So, going back to my earlier question "what use is the law?", I do believe that it can help you decide what to do in a high-level competitive auction.  Here's an example from a recent club game.  You pick up in second seat, vulnerable versus not, ♠T7 93KQT4 ♣97653.  RHO passes, as do you, and LHO opens the proceedings with 2♠.  Partner bids 4♣ (showing a good hand and at least 5-5 in hearts and clubs) and RHO bids 4♠.  Now what?  Let's try to do a "law" calculation.  Given that LHO opened a weak two at favorable vulnerability in third seat, he probably has only five spades.  I doubt if RHO has five spades with shape because he'd probably have jumped straight to 5♠.  But he might have five spades without any shortness.  It looks like we have a ten-card club fit and they have a nine-card spade fit so we're guessing 19, or possibly only 18 tricks.  We don't have much in the way of points, but it does seem to be our hand, based on the auction so far, though perhaps not by a lot.  If they can make 4♠ (-420), we could be -500 or even -800 in 5♣ so that doesn't look good.  OTOH, if we can make 5♣ (600), they might be only -500 or -300 when doubled.  We decide to pass smoothly (ah, there's the rub!) hoping that given partner's quasi-game-forcing bid, our pass will be considered forcing.

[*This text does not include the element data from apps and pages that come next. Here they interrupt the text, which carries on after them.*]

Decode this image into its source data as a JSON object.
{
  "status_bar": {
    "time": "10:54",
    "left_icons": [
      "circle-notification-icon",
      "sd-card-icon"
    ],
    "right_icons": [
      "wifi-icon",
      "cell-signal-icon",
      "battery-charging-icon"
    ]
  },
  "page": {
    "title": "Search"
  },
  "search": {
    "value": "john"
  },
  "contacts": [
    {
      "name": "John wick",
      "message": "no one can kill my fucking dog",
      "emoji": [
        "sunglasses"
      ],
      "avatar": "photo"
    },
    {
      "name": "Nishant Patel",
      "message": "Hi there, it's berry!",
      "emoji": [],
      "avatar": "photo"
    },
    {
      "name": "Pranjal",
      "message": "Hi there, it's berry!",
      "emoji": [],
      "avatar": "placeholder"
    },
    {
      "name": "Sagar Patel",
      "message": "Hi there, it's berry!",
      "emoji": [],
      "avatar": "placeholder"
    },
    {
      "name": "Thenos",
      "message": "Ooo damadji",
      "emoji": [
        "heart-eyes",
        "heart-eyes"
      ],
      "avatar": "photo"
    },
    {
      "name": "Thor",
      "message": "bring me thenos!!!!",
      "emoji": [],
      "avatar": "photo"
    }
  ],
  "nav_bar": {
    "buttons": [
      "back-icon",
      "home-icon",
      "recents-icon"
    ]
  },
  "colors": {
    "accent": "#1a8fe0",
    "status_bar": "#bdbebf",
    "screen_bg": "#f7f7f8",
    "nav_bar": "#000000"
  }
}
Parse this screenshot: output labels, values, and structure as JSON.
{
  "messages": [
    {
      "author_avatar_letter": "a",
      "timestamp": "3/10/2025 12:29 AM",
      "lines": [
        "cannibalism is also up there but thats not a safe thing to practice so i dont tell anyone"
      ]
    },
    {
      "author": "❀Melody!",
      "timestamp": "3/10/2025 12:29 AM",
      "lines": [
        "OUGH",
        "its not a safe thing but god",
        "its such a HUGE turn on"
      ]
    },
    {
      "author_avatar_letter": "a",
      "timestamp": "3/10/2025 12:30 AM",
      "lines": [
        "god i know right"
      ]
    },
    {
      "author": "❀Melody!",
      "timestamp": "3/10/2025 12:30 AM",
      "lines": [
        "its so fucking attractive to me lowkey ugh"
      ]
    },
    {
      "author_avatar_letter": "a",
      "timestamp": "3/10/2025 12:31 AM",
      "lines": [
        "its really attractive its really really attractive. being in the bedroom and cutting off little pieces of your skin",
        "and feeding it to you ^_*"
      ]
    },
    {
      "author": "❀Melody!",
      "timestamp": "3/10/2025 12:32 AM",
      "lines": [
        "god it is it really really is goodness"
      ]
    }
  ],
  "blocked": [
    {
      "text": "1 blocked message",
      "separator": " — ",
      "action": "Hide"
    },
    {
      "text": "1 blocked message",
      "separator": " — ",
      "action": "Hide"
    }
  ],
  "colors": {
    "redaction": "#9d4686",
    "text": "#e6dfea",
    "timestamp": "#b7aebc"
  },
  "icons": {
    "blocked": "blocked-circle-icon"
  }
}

Partner comes in now with 5 which strongly suggests 6-5 in the round suits since he'd probably just double with the 5-5 he originally promised.  RHO takes the push to 5♠ (perhaps he did have five spades after all) and we revise our idea of the hand now.  It looks like they have 10 spades and we have 10 clubs with an 8-card heart fit.  So I'm guessing we might have 20 total tricks.  However, given that all our honors are in what appears to be a short suit in partner's hand (at most a doubleton), I'm going to be conservative and estimate 19 total tricks as before.  So we decide to double expecting to gain 100, 300 or 500 as against (for 6♣) -800, -500, or -200.  If we're wrong and there are 20 total tricks, we will be spectacularly wrong in the two extreme cases: they make 850 (pass would be best) or we could make 1370; but still doing fine in the middle (and perhaps more likely) cases: 100, 300 instead of -500, -200.

How did we do in practice?  Both sides can take 10 tricks in their black suit, so it was right not to let them play 4♠. Their RHO made the all-too-common error of going to the well twice and falling down it the second time. We score +100 for about average (somewhat as we'd expect).  However, there were no other pairs our way scoring 100 for 5♠X.  Some pairs managed to set 5♠X two tricks but this must have been careless declarer play.

I think the law was helpful here, keeping us at average despite a difficult competitive board.  It was difficult because a) our balanced and poorly fitting hand suggested fewer total tricks than there were; and b) the other side can make game on only 17 high-card points.  For the full hand, look up board 18 from the Newton-Wellesley game on Christmas Eve.  I was not playing, by the way, so all my thinking described above was fictional, but reasonable.

1 comment:

  1. Are you referring to Board 18? If "yes", I object to several comments. I would object strongly to the 4C call: the leaping Michaels call might deliver 6 clubs, but should always deliver exactly five hearts. Here the big hand held x, AKQJxx, x, AKJxx ... not only too many hearts for 4C but also way too much strength to make a nongame forcing call. At the table, I bid 6H, and despite the wicked awesome results (pard had neither of the missing two aces, and I had a sure club loser as our ten card club fit ran into 3-0 split offisde. I would do the same again and can justify the choice by pointing out that if the hands of passing opener and passing partner were exchanged for one another, 6H would roll.
    Further objection to the comment about 4C being quasi-forcing. Why should that be the case?
    The only alternative I would consider is to double 2S and bid 4H (or 5H, if necessary) on the next round. I prefer 6H directly because it might induce 6S call and might make even when I am missing two aces ... provided I do not disclose my side club suit.